“We have a world-class faculty,” Curwood said.
CIBS also collaborates with the community, doing as much outreach as possible. “We connect [our work] to the community,” Curwood said.
DaMaris B. Hill, a scholar and professor at the University of Kentucky, coined the term “glocal” to describe this type of outreach, which combines global and local elements.
The CIBS vision is built on five research pillars: slavery and inequality, particularly in central Kentucky; race and sports; Black futures, including the digital realm, imagination and speculative fiction; and gender and sexuality. They seek to understand what Blackness is around the globe, from Appalachia to Zimbabwe.
When Curwood and her fellow founders created the institute, they decided that all African-American and Africana Studies scholars would automatically become members of CIBS.
“Every scholar we have has a national reputation,” Curwood said. Since its creation, CIBS has grown its faculty by conducting national searches.
“One thing that’s different about the University of Kentucky from smaller institutions is that we are a research priority university,” Curwood said. “We have one of the very highest standards for how we get our research done.”
As a result of that high standard, all the university’s faculty were selected in an international search. Almost all of them are conducting cutting-edge research.
The research conducted by CIBS scholars is mostly published as books and articles. Curwood’s office contains stacks upon stacks of her fellow scholars’ published works, including her own. She recently published a book about Shirley Chisholm, titled "Shirley Chisholm: Champion of Black Feminist Power Politics.”
“Before Kamala Harris, before Obama, before Jesse Jackson, there was Shirley Chisholm,” Curwood said. “They all stand on her shoulders.” Shirley Chisholm was the first Black woman to run for president for the Democratic Party in 1972. Having never heard of Chisholm before, I noted that this type of information isn’t often taught to us. “No, it’s taught that Black people don’t run for president,” Curwood said.

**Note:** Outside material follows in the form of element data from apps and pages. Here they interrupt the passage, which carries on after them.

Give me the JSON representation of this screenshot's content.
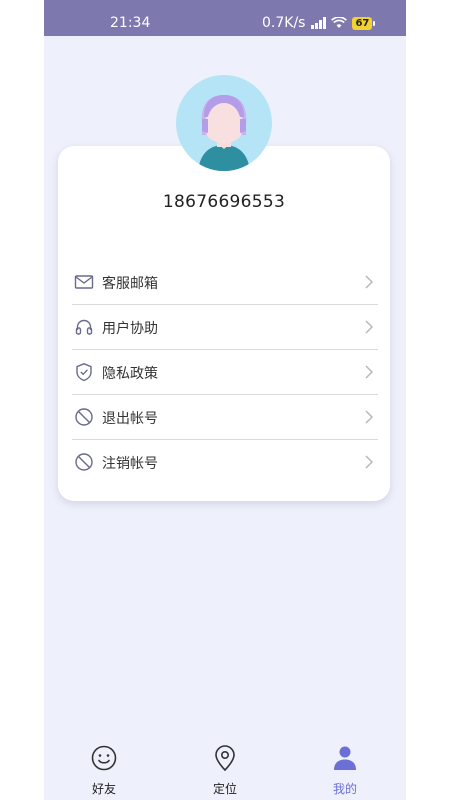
{
  "status_bar": {
    "time": "21:34",
    "network_speed": "0.7K/s",
    "battery": "67"
  },
  "profile": {
    "phone_number": "18676696553"
  },
  "menu": {
    "items": [
      {
        "label": "客服邮箱",
        "icon": "mail-icon"
      },
      {
        "label": "用户协助",
        "icon": "headphones-icon"
      },
      {
        "label": "隐私政策",
        "icon": "shield-check-icon"
      },
      {
        "label": "退出帐号",
        "icon": "prohibited-icon"
      },
      {
        "label": "注销帐号",
        "icon": "prohibited-icon"
      }
    ]
  },
  "tabbar": {
    "tabs": [
      {
        "label": "好友",
        "icon": "smiley-icon",
        "active": false
      },
      {
        "label": "定位",
        "icon": "location-pin-icon",
        "active": false
      },
      {
        "label": "我的",
        "icon": "user-icon",
        "active": true
      }
    ]
  },
  "colors": {
    "status_bar": "#7d78ad",
    "background": "#eef0fb",
    "accent": "#6b6fd6",
    "avatar_bg": "#b6e4f7"
  }
}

Curwood also has copies of several other important works in her collection, including Aria Halliday’s book, “Buy Black: How Black Women Transformed US Pop Culture;” Vanessa Holden’s book “Surviving Southampton: African-American Women and Resistance in Nat Turner’s Community;” and Francis Musoni’s book “Border Jumping and the Control of Migration in Southern Africa.”
“We’re all writing. We’re all doing big projects,” Curwood said.
Currently, CIBS scholars are working on a database that will include all the deeds of Fayette County’s enslaved people. The archive will digitize and transcribe these deeds for easy access in the future.
They are also currently researching and writing biographies about all the Black people who were lynched in Kentucky.
“Usually, we know about them from their deaths, but we want to know who they were,” Curwood said.
The primary focus of CIBS, as opposed to every other primary research unit on campus, is on the perspectives and experiences of Black people.
“We start with Black people, and we look from there,” Curwood said. Unlike most research projects, CIBS research never begs the question: Were Black people involved? When you do that, you see different angles of vision and get new insights.
“It’s like we say in our motto: It’s impossible to understand where we’ve been or where we’re going without Black studies,” Curwood said.
Despite their work, Curwood is well aware of CIBS’ obscurity across campus. Although few people are aware of their existence, their impact is interdisciplinary.
Fortunately, one Black student on campus, Kat Kat, learned about CIBS through the STEM program, and he is eager to see more from them. He said he wants to see CIBS explore more of the social anthropology of Blackness.
“I’d like to see more of how our culture influences, how much we actually reach and how much equality we affect,” Kat said.
Curwood herself is dissatisfied with the CIBS’s impact on the community. “We have a lot of work to do,” she said. She hopes to increase their visibility, programming and the number of students they assist in learning and conducting research.